POLITICS -- September 3, 2012 at 7:29 PM EDT
User Guide: How to Watch PBS NewsHour Coverage of the DNC
Gwen Ifill and Judy Woodruff report from the PBS NewsHour Skybox in Tampa, Fla., during the Republican National Convention.
NewsHour political journalists Judy Woodruff and Gwen Ifill will continue their history-making coverage of this year's political conventions with a four-hour special report each night of the Democratic National Convention.
From Sept. 4-6, Ifill and Woodruff -- the first all-woman anchor team to cover the conventions for a national network -- will bring PBS viewers gavel-to-gavel coverage from the PBS Skybox in Charlotte's Time Warner Cable Arena. The live special will begin Tuesday and Wednesday evening at 7 p.m. EST -- and Thursday at 8 p.m. EST -- and continue through the end of each night's speeches, around 11 p.m.
NewsHour correspondent Hari Sreenivasan will extend the coverage online via the NewsHour's interactive digital map center and "NewsHour All Hours" -- a 24-hour livestream on five different channels that offers viewers an "all-access pass" to the convention.
As with the team's coverage of the Republican National Convention in Tampa, PBS special broadcast coverage of the DNC will be interspersed with analysis, interviews and commentary, including:
Shields & Brooks: Political analysis from NewsHour regulars, syndicated columnist Mark Shields and New York Times columnist David Brooks.
Reports from the Convention Floor: Senior correspondent Ray Suarez will have live dispatches from the convention floors throughout the evening broadcasts.
Political Analysis: NewsHour Political Editor Christina Bellantoni offers perspective and analysis on key developments at the conventions, with occasional appearances by Nathan Gonzales from the Rothenberg Political Report.
Historians: Presidential historians Richard Norton Smith and Michael Beschloss will provide historical context of the candidates' acceptance speeches on the final night of each convention.
By the Numbers: Andy Kohut, president of the Pew Research Center, explores data to provide insight on what motivates each party's activists and how voters identify with the parties; he'll drill down into the demographic shifts in the country that have changed the parties and voters' identification with them.
Listen to Me: The PBS NewsHour showcases the voices of American voters through its year-long "Listen to Me" project, giving citizens from California to Virginia a chance to express their concerns and discuss top issues driving them to the polls.
The Daily Buzz: Political Editor Christina Bellantoni reports on how the politics of the conventions are being viewed online and what's buzzing on Twitter before the convention each day.
Spanish Language: PBS NewsHour convention broadcast coverage will include a livestream channel for Spanish speakers.
Digital Map Center: The Map Center shows electoral map data and other demographics.
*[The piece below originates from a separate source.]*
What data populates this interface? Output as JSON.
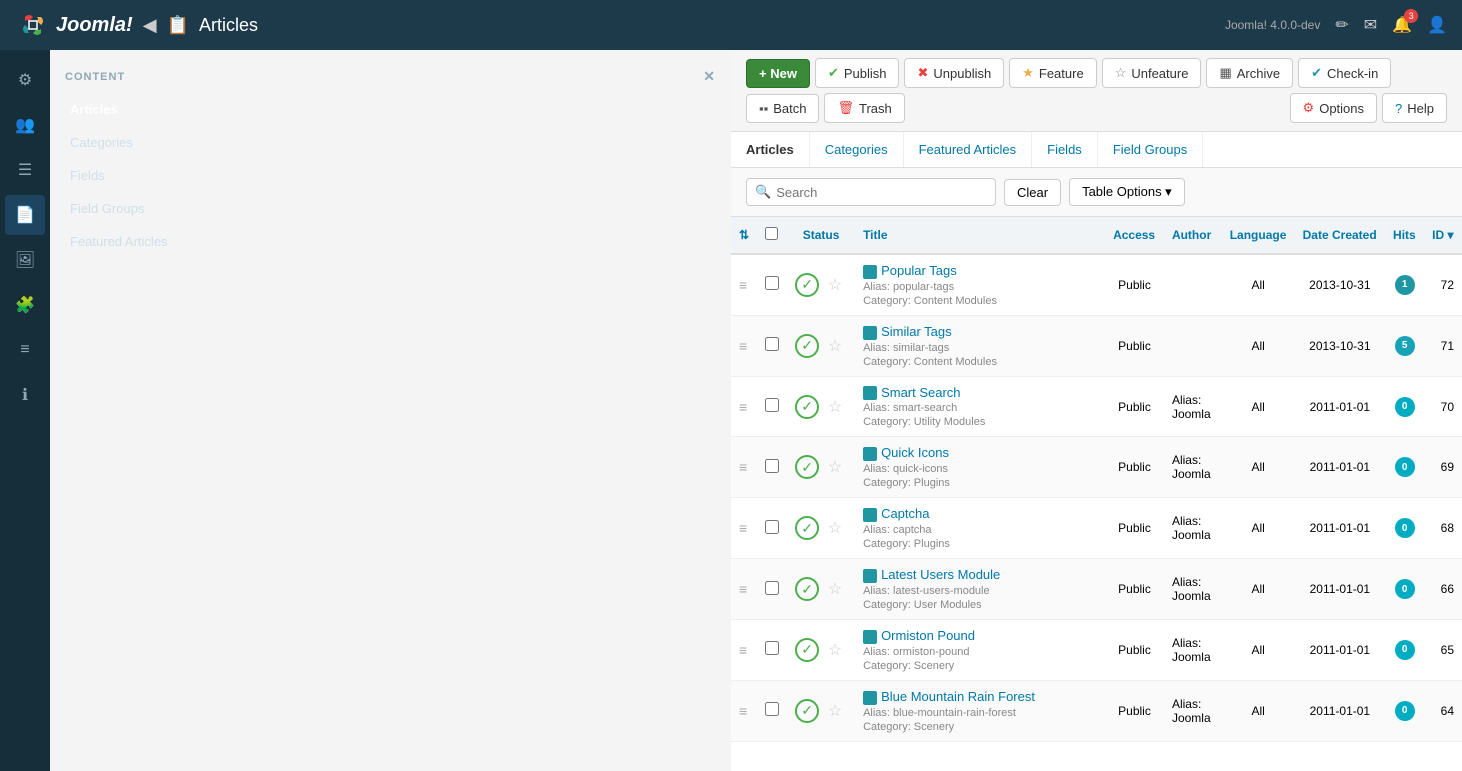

Using Mozilla Popcorn.js and open web tools, the Map Center will enable home viewers to follow along with the broadcast in real-time, on a tablet or other secondary device, and is fully embeddable.
"The conventions have traditionally been PBS NewsHour's time to shine during the election season and this year is no exception," said Executive Producer Linda Winslow. "Viewers know we respect their intelligence and that when lawmakers and candidates approach the podium, we're going to step out of the way and let them see and hear the speeches for themselves. Between speeches, viewers count on our seasoned team of journalists, led by Judy Woodruff and Gwen Ifill, to home in on the issues and get explanations in interviews with party leaders, delegates and the candidates or their representatives."
"PBS NewsHour's multi-platform approach will give the public the most up-close and engaging convention coverage available on air and online," said Paula Kerger, PBS President and CEO. "With news that is trusted, in-depth and independent, our PBS Election 2012 coverage will provide the latest election information whenever and wherever consumers want it."
Online, livestream coverage will include five channels, powered by Ustream, featuring additional coverage such as:
The Political Checklist: Each morning, Political Editor Christina Bellantoni will debrief co-anchors Judy Woodruff and Gwen Ifill about the nightly convention agenda and hear their take on political news and events.
Noon Update: Each day at noon, Hari Sreenivasan will host a live update on convention events of the day, including official business, delegate meetings, and activities outside the hall, such as demonstrations and protests.
Behind-the-scenes-access: An area cam showing the convention floors, a workspace camera showing writers, politicians and booths, and a "hatcam" will provide viewers up-close perspectives of the convention from all angles. Follow the hatcam's travels on the NewsHour's livestream, as well as on Twitter by following #hatcam.
Share Your Views: As part of NewsHour's partnership with Ustream, viewers can provide their own perspective and engage in discussion while watching coverage online by sharing their views on Ustream's social streaming chat room.
The Doubleheader: Mark Shields and David Brooks join Hari Sreenivasan for a daily online discussion about the sport of politics -- and the politics of sport.
And much more. Find it all at newshour.pbs.org. And, of course, tune in for the broadcast special each evening Sept. 4-6 from 7 to 11 p.m. ET.
For more information on PBS Election 2012, including programming from PBS NEWSHOUR, WASHINGTON WEEK, FRONTLINE and NEED TO KNOW, visit pbs.org/election2012 and follow #pbsElection on Twitter.